That’s the word from Eric Smith, who’s a professor from Tulane’s Energy Institute, in an interview with WWL-AM on Monday.
“But the thing you have to remember is, Gulf of Mexico oil is a pretty pricey version. And, 49 dollars a barrel doesn’t hack it if you’re trying to do deepwater oil development.”
He says producers are more likely to look onshore, until prices go higher.
“It’s going to take the deepwater people a little longer to get back on an even keel versus, say, the shale oil plays in West Texas,” Smith says. “Those onshore rigs are maybe a $15 million investment, while those drill ships are like a $700 million investment.”
“In the early stages of a recovery, people are operating at the margin,” says Smith. “They’re looking for low-cost investments and that’s sort of ideal for shale plays. But, it’s not really ideal for deepwater operations that take years to bring on-line.”

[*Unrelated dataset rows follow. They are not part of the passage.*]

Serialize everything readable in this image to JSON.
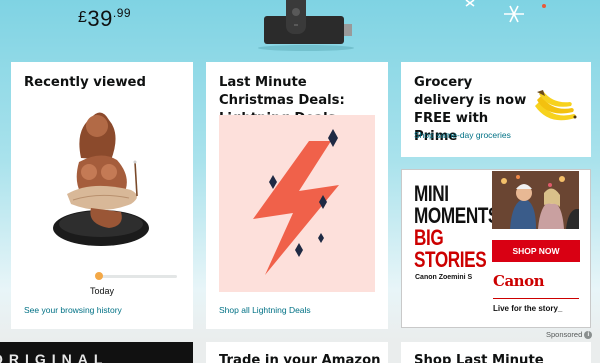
{
  "hero": {
    "price_currency": "£",
    "price_whole": "39",
    "price_fraction": ".99"
  },
  "cards": {
    "recent": {
      "title": "Recently viewed",
      "progress_label": "Today",
      "link": "See your browsing history"
    },
    "deals": {
      "title": "Last Minute Christmas Deals: Lightning Deals",
      "link": "Shop all Lightning Deals",
      "icon": "lightning-bolt-icon"
    },
    "grocery": {
      "title": "Grocery delivery is now FREE with Prime",
      "link": "Shop same-day groceries"
    }
  },
  "ad": {
    "headline": [
      "MINI",
      "MOMENTS,",
      "BIG",
      "STORIES"
    ],
    "product": "Canon Zoemini S",
    "cta": "SHOP NOW",
    "brand": "Canon",
    "tagline": "Live for the story_",
    "sponsored": "Sponsored",
    "colors": {
      "brand_red": "#cc0000",
      "cta_red": "#d90013"
    }
  },
  "bottom_row": {
    "dark_banner_text": "ORIGINAL",
    "card2_title": "Trade in your Amazon",
    "card3_title": "Shop Last Minute"
  },
  "colors": {
    "link": "#007185",
    "background_top": "#7fd3e3",
    "progress": "#f3a847"
  }
}
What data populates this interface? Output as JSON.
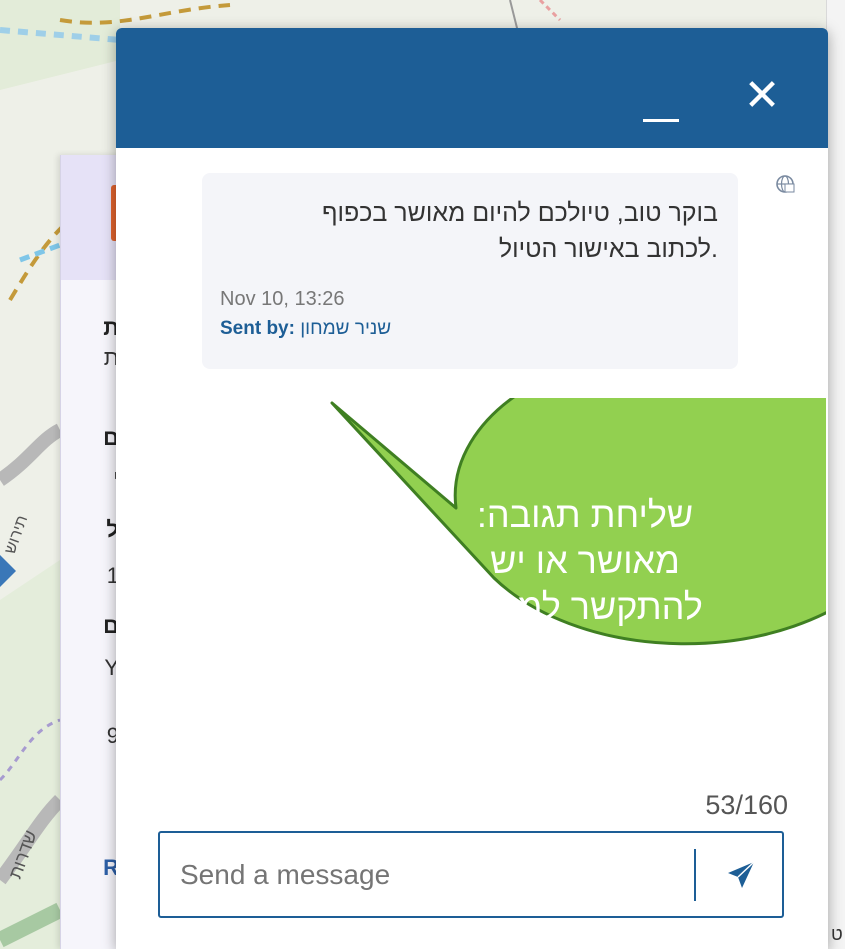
{
  "chat": {
    "minimize_label": "_",
    "close_label": "✕",
    "message": {
      "text_line1": "בוקר טוב, טיולכם להיום מאושר בכפוף",
      "text_line2": ".לכתוב באישור הטיול",
      "time": "Nov 10, 13:26",
      "sender_prefix": "Sent by:",
      "sender_name": "שניר שמחון"
    },
    "callout": {
      "line1": "שליחת תגובה:",
      "line2": "מאושר או יש",
      "line3": "להתקשר למוקד",
      "color": "#92d050"
    },
    "char_counter": "53/160",
    "input_placeholder": "Send a message",
    "header_color": "#1d5e96",
    "send_icon": "send-plane-icon",
    "translate_icon": "translate-icon"
  },
  "background_panel": {
    "fragments": [
      "ת",
      "ת",
      "ם",
      "י",
      "ל",
      "1",
      "ם",
      "Y",
      "9",
      "R"
    ],
    "right_fragment": "ט",
    "accent_color": "#e0632e"
  },
  "map": {
    "street_labels": [
      "תירוש",
      "שדרות"
    ]
  }
}
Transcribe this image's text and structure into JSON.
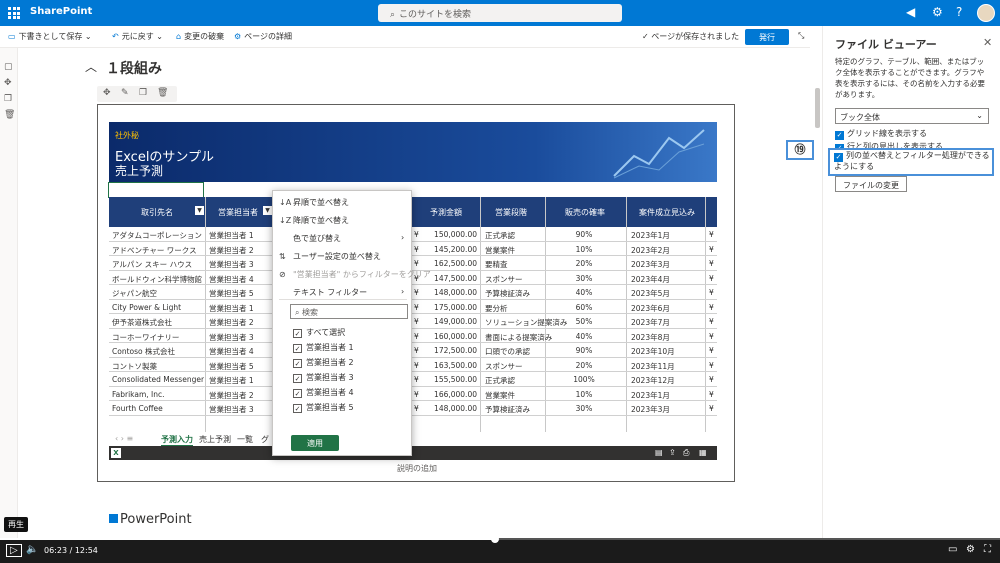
{
  "suite": {
    "brand": "SharePoint",
    "search_placeholder": "このサイトを検索"
  },
  "commandbar": {
    "save_draft": "下書きとして保存",
    "undo": "元に戻す",
    "discard": "変更の破棄",
    "page_details": "ページの詳細",
    "saved_status": "ページが保存されました",
    "publish": "発行"
  },
  "section": {
    "title": "１段組み"
  },
  "excel": {
    "confidential": "社外秘",
    "title": "Excelのサンプル",
    "subtitle": "売上予測",
    "headers": [
      "取引先名",
      "営業担当者",
      "予測金額",
      "営業段階",
      "販売の確率",
      "案件成立見込み"
    ],
    "rows": [
      [
        "アダタムコーポレーション",
        "営業担当者 1",
        "¥",
        "150,000.00",
        "正式承認",
        "90%",
        "2023年1月",
        "¥"
      ],
      [
        "アドベンチャー ワークス",
        "営業担当者 2",
        "¥",
        "145,200.00",
        "営業案件",
        "10%",
        "2023年2月",
        "¥"
      ],
      [
        "アルパン スキー ハウス",
        "営業担当者 3",
        "¥",
        "162,500.00",
        "要精査",
        "20%",
        "2023年3月",
        "¥"
      ],
      [
        "ボールドウィン科学博物館",
        "営業担当者 4",
        "¥",
        "147,500.00",
        "スポンサー",
        "30%",
        "2023年4月",
        "¥"
      ],
      [
        "ジャパン航空",
        "営業担当者 5",
        "¥",
        "148,000.00",
        "予算検証済み",
        "40%",
        "2023年5月",
        "¥"
      ],
      [
        "City Power & Light",
        "営業担当者 1",
        "¥",
        "175,000.00",
        "要分析",
        "60%",
        "2023年6月",
        "¥"
      ],
      [
        "伊予茶道株式会社",
        "営業担当者 2",
        "¥",
        "149,000.00",
        "ソリューション提案済み",
        "50%",
        "2023年7月",
        "¥"
      ],
      [
        "コーホーワイナリー",
        "営業担当者 3",
        "¥",
        "160,000.00",
        "書面による提案済み",
        "40%",
        "2023年8月",
        "¥"
      ],
      [
        "Contoso 株式会社",
        "営業担当者 4",
        "¥",
        "172,500.00",
        "口頭での承認",
        "90%",
        "2023年10月",
        "¥"
      ],
      [
        "コントソ製薬",
        "営業担当者 5",
        "¥",
        "163,500.00",
        "スポンサー",
        "20%",
        "2023年11月",
        "¥"
      ],
      [
        "Consolidated Messenger",
        "営業担当者 1",
        "¥",
        "155,500.00",
        "正式承認",
        "100%",
        "2023年12月",
        "¥"
      ],
      [
        "Fabrikam, Inc.",
        "営業担当者 2",
        "¥",
        "166,000.00",
        "営業案件",
        "10%",
        "2023年1月",
        "¥"
      ],
      [
        "Fourth Coffee",
        "営業担当者 3",
        "¥",
        "148,000.00",
        "予算検証済み",
        "30%",
        "2023年3月",
        "¥"
      ]
    ],
    "sheet_tabs": [
      "予測入力",
      "売上予測",
      "一覧",
      "グ"
    ],
    "caption": "説明の追加"
  },
  "filter_menu": {
    "sort_asc": "昇順で並べ替え",
    "sort_desc": "降順で並べ替え",
    "sort_color": "色で並び替え",
    "custom_sort": "ユーザー設定の並べ替え",
    "clear_filter": "\"営業担当者\" からフィルターをクリア",
    "text_filter": "テキスト フィルター",
    "search": "検索",
    "select_all": "すべて選択",
    "items": [
      "営業担当者 1",
      "営業担当者 2",
      "営業担当者 3",
      "営業担当者 4",
      "営業担当者 5"
    ],
    "apply": "適用"
  },
  "ppt_heading": "PowerPoint",
  "panel": {
    "title": "ファイル ビューアー",
    "desc": "特定のグラフ、テーブル、範囲、またはブック全体を表示することができます。グラフや表を表示するには、その名前を入力する必要があります。",
    "select": "ブック全体",
    "opt_gridlines": "グリッド線を表示する",
    "opt_headings": "行と列の見出しを表示する",
    "opt_sortfilter": "列の並べ替えとフィルター処理ができるようにする",
    "change_file": "ファイルの変更",
    "callout": "⑲"
  },
  "video": {
    "tooltip": "再生",
    "time": "06:23 / 12:54",
    "progress": 0.495
  }
}
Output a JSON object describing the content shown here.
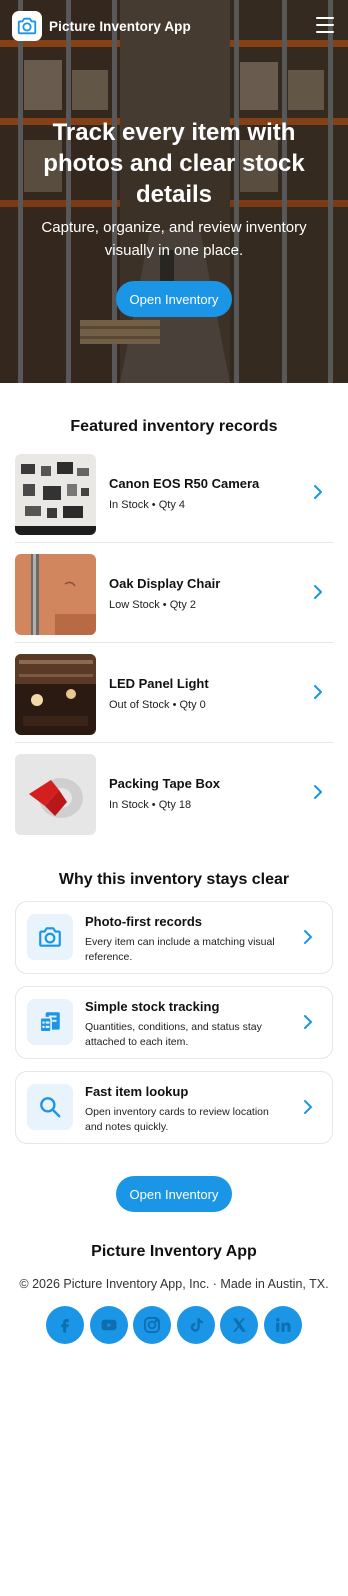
{
  "header": {
    "brand": "Picture Inventory App",
    "logo_icon": "camera-icon",
    "menu_icon": "hamburger-menu-icon"
  },
  "hero": {
    "title": "Track every item with photos and clear stock details",
    "subtitle": "Capture, organize, and review inventory visually in one place.",
    "cta_label": "Open Inventory"
  },
  "featured": {
    "title": "Featured inventory records",
    "items": [
      {
        "name": "Canon EOS R50 Camera",
        "meta": "In Stock • Qty 4",
        "icon": "chevron-right-icon"
      },
      {
        "name": "Oak Display Chair",
        "meta": "Low Stock • Qty 2",
        "icon": "chevron-right-icon"
      },
      {
        "name": "LED Panel Light",
        "meta": "Out of Stock • Qty 0",
        "icon": "chevron-right-icon"
      },
      {
        "name": "Packing Tape Box",
        "meta": "In Stock • Qty 18",
        "icon": "chevron-right-icon"
      }
    ]
  },
  "why": {
    "title": "Why this inventory stays clear",
    "cards": [
      {
        "title": "Photo-first records",
        "desc": "Every item can include a matching visual reference.",
        "icon": "camera-icon"
      },
      {
        "title": "Simple stock tracking",
        "desc": "Quantities, conditions, and status stay attached to each item.",
        "icon": "list-document-icon"
      },
      {
        "title": "Fast item lookup",
        "desc": "Open inventory cards to review location and notes quickly.",
        "icon": "search-icon"
      }
    ],
    "cta_label": "Open Inventory"
  },
  "footer": {
    "brand": "Picture Inventory App",
    "copyright": "© 2026 Picture Inventory App, Inc. · Made in Austin, TX.",
    "socials": [
      "facebook-icon",
      "youtube-icon",
      "instagram-icon",
      "tiktok-icon",
      "x-icon",
      "linkedin-icon"
    ]
  },
  "colors": {
    "accent": "#1b95e6",
    "icon_bg": "#e8f3fb",
    "text": "#111111"
  }
}
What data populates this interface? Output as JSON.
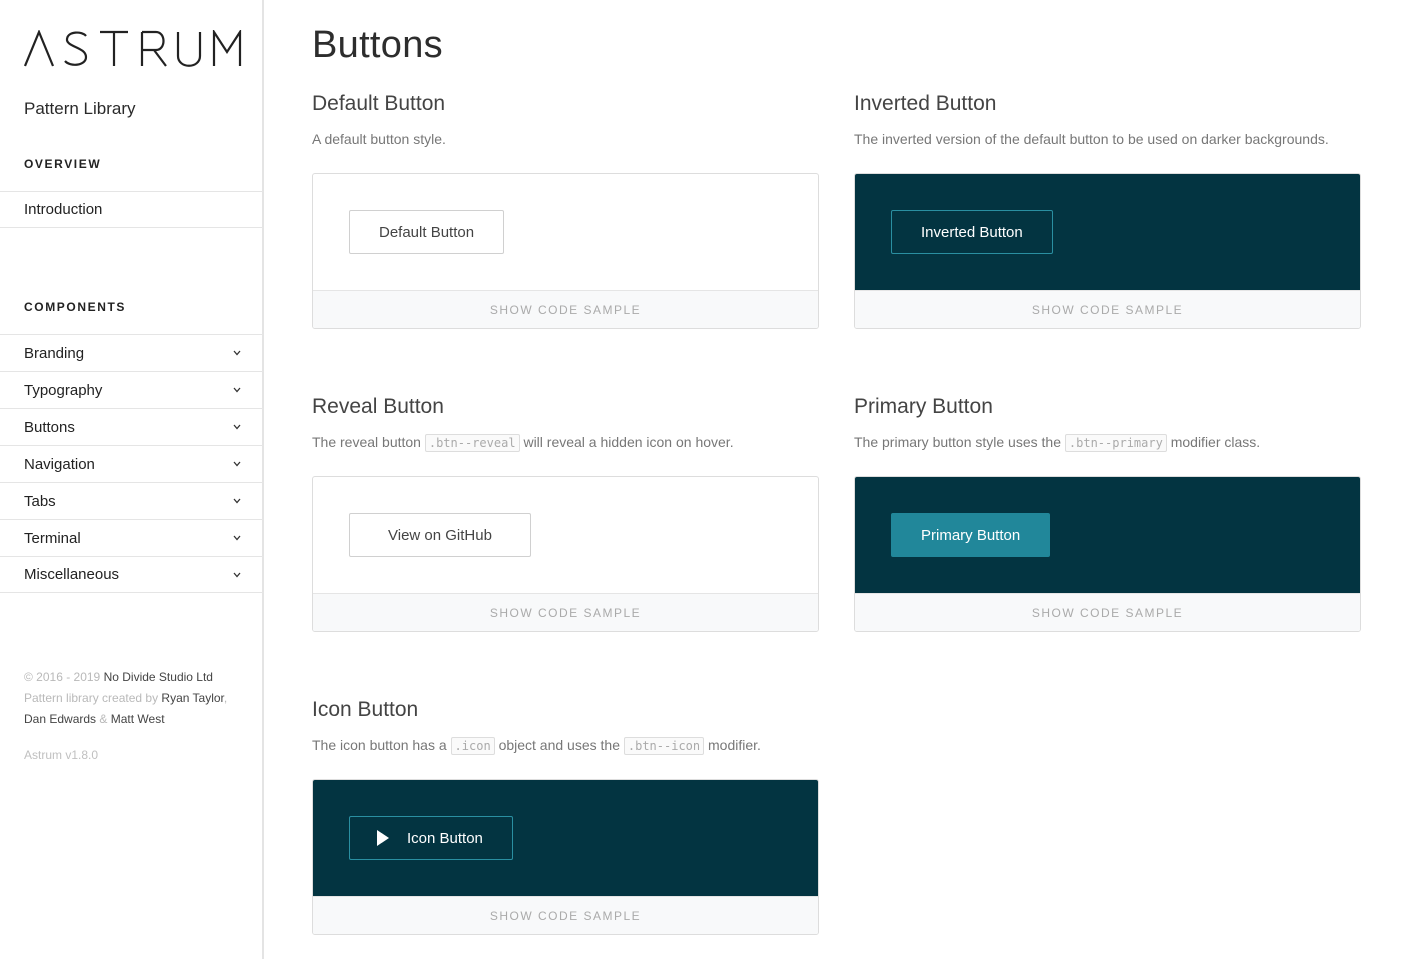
{
  "sidebar": {
    "logo_text": "ASTRUM",
    "subtitle": "Pattern Library",
    "overview_heading": "OVERVIEW",
    "overview_items": [
      {
        "label": "Introduction"
      }
    ],
    "components_heading": "COMPONENTS",
    "component_items": [
      {
        "label": "Branding"
      },
      {
        "label": "Typography"
      },
      {
        "label": "Buttons"
      },
      {
        "label": "Navigation"
      },
      {
        "label": "Tabs"
      },
      {
        "label": "Terminal"
      },
      {
        "label": "Miscellaneous"
      }
    ],
    "footer": {
      "copyright": "© 2016 - 2019",
      "company": "No Divide Studio Ltd",
      "created_by": "Pattern library created by",
      "author1": "Ryan Taylor",
      "author2": "Dan Edwards",
      "amp": "&",
      "author3": "Matt West",
      "version": "Astrum v1.8.0"
    }
  },
  "main": {
    "page_title": "Buttons",
    "show_code_label": "SHOW CODE SAMPLE",
    "cards": {
      "default": {
        "title": "Default Button",
        "desc": "A default button style.",
        "button": "Default Button"
      },
      "inverted": {
        "title": "Inverted Button",
        "desc": "The inverted version of the default button to be used on darker backgrounds.",
        "button": "Inverted Button"
      },
      "reveal": {
        "title": "Reveal Button",
        "desc_pre": "The reveal button",
        "code": ".btn--reveal",
        "desc_post": "will reveal a hidden icon on hover.",
        "button": "View on GitHub"
      },
      "primary": {
        "title": "Primary Button",
        "desc_pre": "The primary button style uses the",
        "code": ".btn--primary",
        "desc_post": "modifier class.",
        "button": "Primary Button"
      },
      "icon": {
        "title": "Icon Button",
        "desc_pre": "The icon button has a",
        "code1": ".icon",
        "desc_mid": "object and uses the",
        "code2": ".btn--icon",
        "desc_post": "modifier.",
        "button": "Icon Button",
        "icon": "play-icon"
      }
    }
  },
  "colors": {
    "dark_bg": "#033441",
    "primary": "#21879a",
    "inverted_border": "#2a8fa1"
  }
}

“Your drilling rigs are at the front end of the whole process. You end up spending anywhere from six to ten years trying to bring a deepwater operation online. You can bring a shale play online in a matter of weeks or months. So, it’s going to take a little longer for those big, expensive rigs to get back to work.”
Smith believes the deepwater Gulf industry will eventually come back, “Because, in the 50 to 60 dollar range, some of the deepwater plays can make money.”
Smith says that since the shallow-water rigs in the Gulf mostly yield natural gas, the price of which is essentially down the drain, you won’t see any activity there for a while. It’s all deepwater, and you need a significant boost in the price to get somewhere with that.
Last we checked just before posting, West Texas Intermediate crude was trading at $50.47 per barrel.
Of course, when the price does eventually climb back up into the 60’s, which will likely happen at some point in the coming months, we’ll find out a lot about what the effect of Gov. John Bel Edwards’ private cabal of plaintiff attorneys seeking to sue the oil and gas industry in coastal lawsuits will be. When the price rises to justify new drilling and it nevertheless fails to happen, you’ll know Edwards and the lawyers are to blame.